- To: misc_(_at_)_openbsd_(_dot_)_org
- Subject: Re: Serious question (not trolling)
- From: d neal wise <nwise_(_at_)_spy_(_dot_)_net>
- Date: Sun, 10 Feb 2002 16:06:27 +1100 (EST)
On Sat, 9 Feb 2002, Yuri K wrote:
> indicator of heavy losses by a business. Market forces at work. In the
> meantime Olympics are run on ~5000 boxes with W98 and NT 4. Can you believe
this isn't correct. the olympics, at least Nagano & Sydney (and i think
Atlanta), ran on IBM RS/6000 SPs (parallel-clustered RS/6000s) placed
strategically around the world. User machines and whatnot might be
windows-running stuff but the servers for the websites and backends were
serious RS/6000 clusters. They may've also been using 390s (mainframes)
and AS/400s a bit too but AIX carried most of the load for the websites
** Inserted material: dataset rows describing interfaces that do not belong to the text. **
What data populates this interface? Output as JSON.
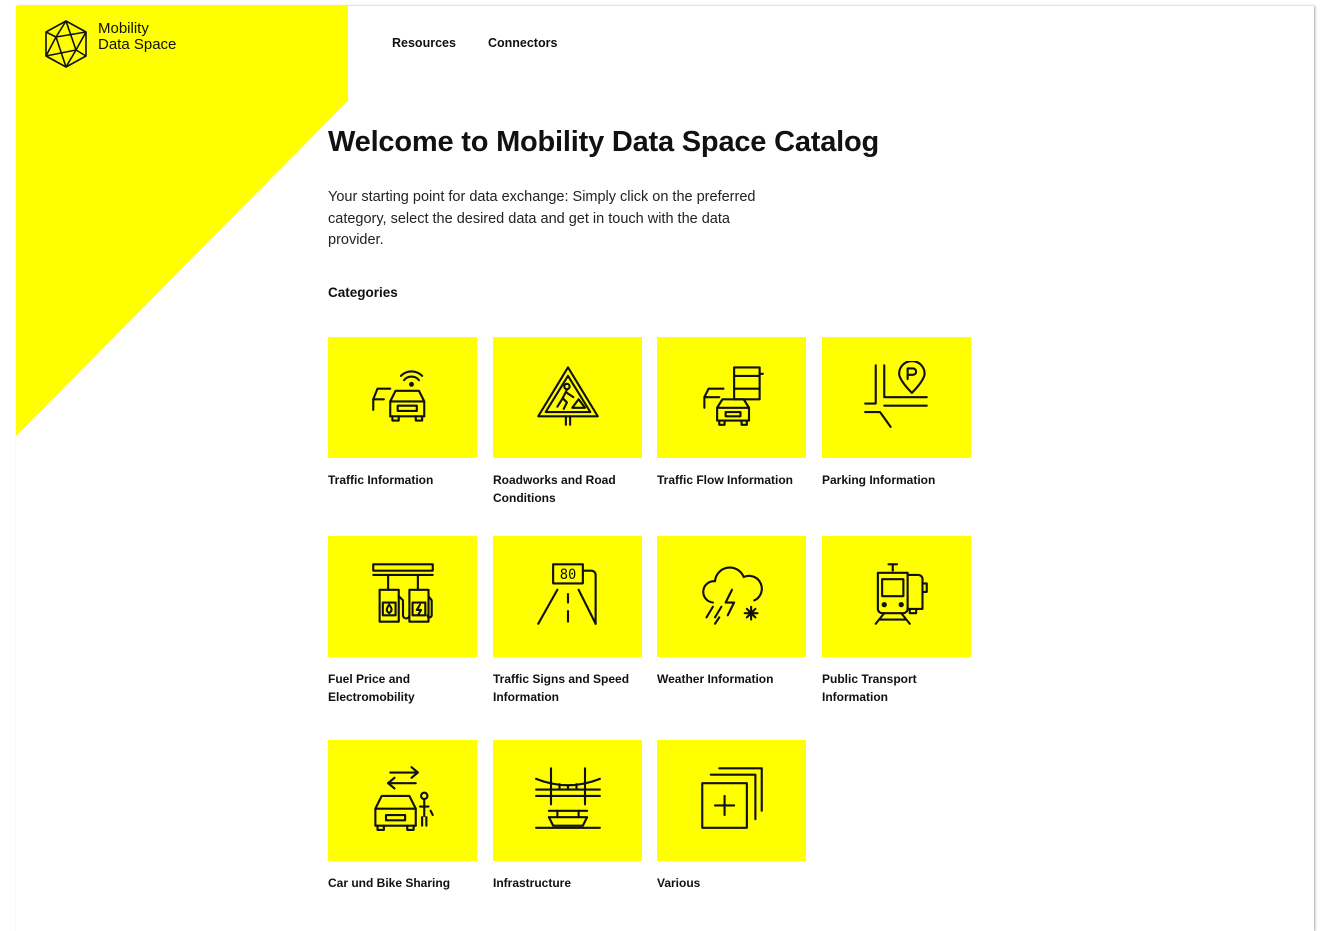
{
  "brand": {
    "line1": "Mobility",
    "line2": "Data Space"
  },
  "nav": [
    {
      "label": "Resources"
    },
    {
      "label": "Connectors"
    }
  ],
  "hero": {
    "title": "Welcome to Mobility Data Space Catalog",
    "intro": "Your starting point for data exchange: Simply click on the preferred category, select the desired data and get in touch with the data provider."
  },
  "categories_heading": "Categories",
  "categories": [
    {
      "label": "Traffic Information",
      "icon": "traffic-info-icon"
    },
    {
      "label": "Roadworks and Road Conditions",
      "icon": "roadworks-icon"
    },
    {
      "label": "Traffic Flow Information",
      "icon": "traffic-flow-icon"
    },
    {
      "label": "Parking Information",
      "icon": "parking-icon"
    },
    {
      "label": "Fuel Price and Electromobility",
      "icon": "fuel-station-icon"
    },
    {
      "label": "Traffic Signs and Speed Information",
      "icon": "speed-sign-icon",
      "sign_text": "80"
    },
    {
      "label": "Weather Information",
      "icon": "weather-icon"
    },
    {
      "label": "Public Transport Information",
      "icon": "tram-bus-icon"
    },
    {
      "label": "Car und Bike Sharing",
      "icon": "car-bike-sharing-icon"
    },
    {
      "label": "Infrastructure",
      "icon": "bridge-icon"
    },
    {
      "label": "Various",
      "icon": "stacked-squares-plus-icon"
    }
  ],
  "colors": {
    "accent": "#ffff00",
    "text": "#111111"
  }
}
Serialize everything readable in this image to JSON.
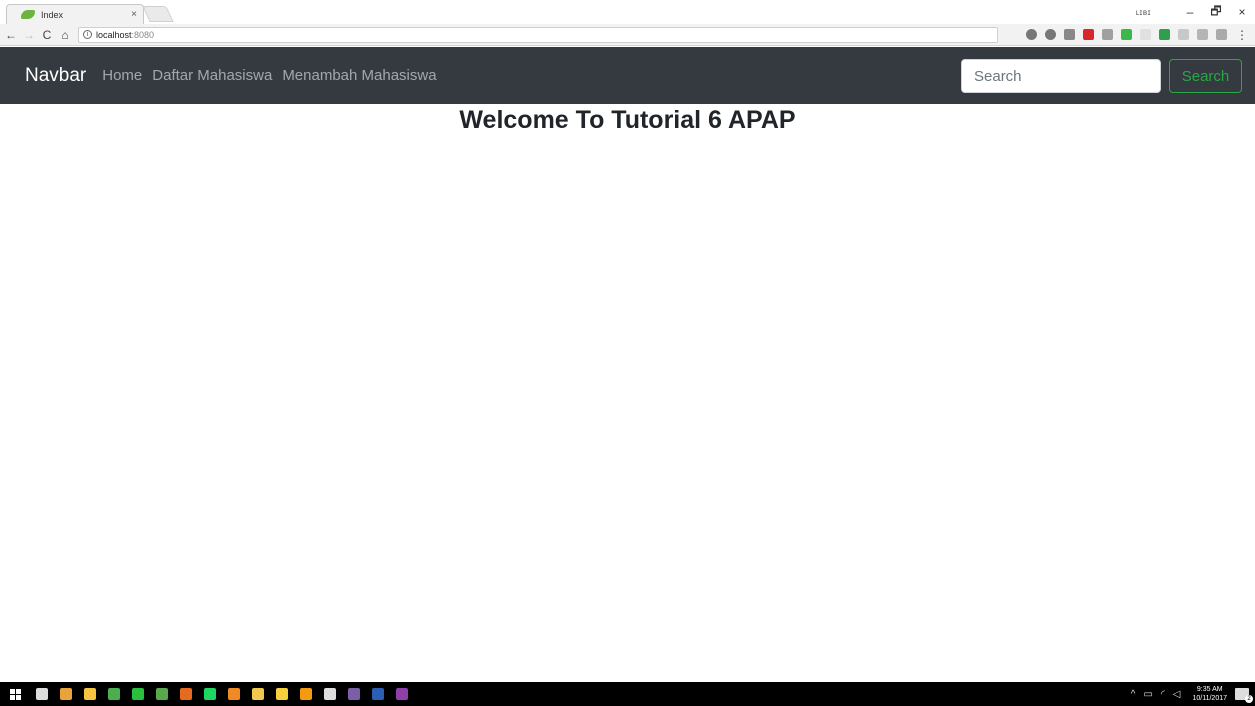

and is one of IBM's big promoted solutions.
IBM has also done the same for several other large sporting events like
the last several Australian Open tennis events and such. I haven't been
paying attention to Salt Lake City so far so I don't know if IBM is doing
the tech this time around.
this is way off-topic but it's not surprising to see Sun aim to compete
with IBM's strategy. Both have great commercial OS's but know there's a
market for those who want linux and want to know they can scale it.
Give them what they want in your OS of choice and they'll come too. SMP?
HA? etc etc. I wouldn't take any of this as a threat to other operating
systems. If it shows that people are willing to look for solutions outside
of shrink-wrap it's an opportunity.
d neal wise - nwise_(_at_)_spy_(_dot_)_net
SPY internetworking - will network for food
Visit your host, monkey.org